**What needs to be done:** Scan the records for the string "label". State how many lines contain it and add nothing.

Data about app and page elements

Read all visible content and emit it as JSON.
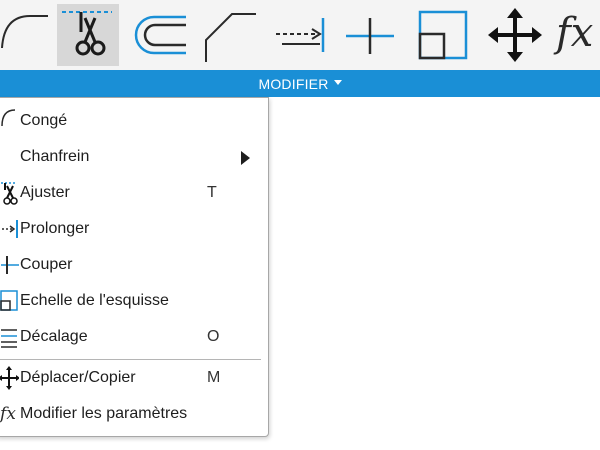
{
  "panel": {
    "title": "MODIFIER",
    "accent_color": "#1a8fd6"
  },
  "toolbar": {
    "tools": [
      {
        "icon": "fillet-icon",
        "active": false
      },
      {
        "icon": "trim-icon",
        "active": true
      },
      {
        "icon": "offset-icon",
        "active": false
      },
      {
        "icon": "chamfer-icon",
        "active": false
      },
      {
        "icon": "extend-icon",
        "active": false
      },
      {
        "icon": "break-icon",
        "active": false
      },
      {
        "icon": "sketch-scale-icon",
        "active": false
      },
      {
        "icon": "move-copy-icon",
        "active": false
      },
      {
        "icon": "change-parameters-icon",
        "active": false
      }
    ]
  },
  "menu": {
    "items": [
      {
        "label": "Congé",
        "shortcut": "",
        "icon": "fillet-icon"
      },
      {
        "label": "Chanfrein",
        "shortcut": "",
        "icon": "chamfer-icon",
        "has_submenu": true
      },
      {
        "label": "Ajuster",
        "shortcut": "T",
        "icon": "trim-icon"
      },
      {
        "label": "Prolonger",
        "shortcut": "",
        "icon": "extend-icon"
      },
      {
        "label": "Couper",
        "shortcut": "",
        "icon": "break-icon"
      },
      {
        "label": "Echelle de l'esquisse",
        "shortcut": "",
        "icon": "sketch-scale-icon"
      },
      {
        "label": "Décalage",
        "shortcut": "O",
        "icon": "offset-icon"
      },
      {
        "label": "Déplacer/Copier",
        "shortcut": "M",
        "icon": "move-copy-icon"
      },
      {
        "label": "Modifier les paramètres",
        "shortcut": "",
        "icon": "change-parameters-icon"
      }
    ]
  }
}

**Answer box:** 9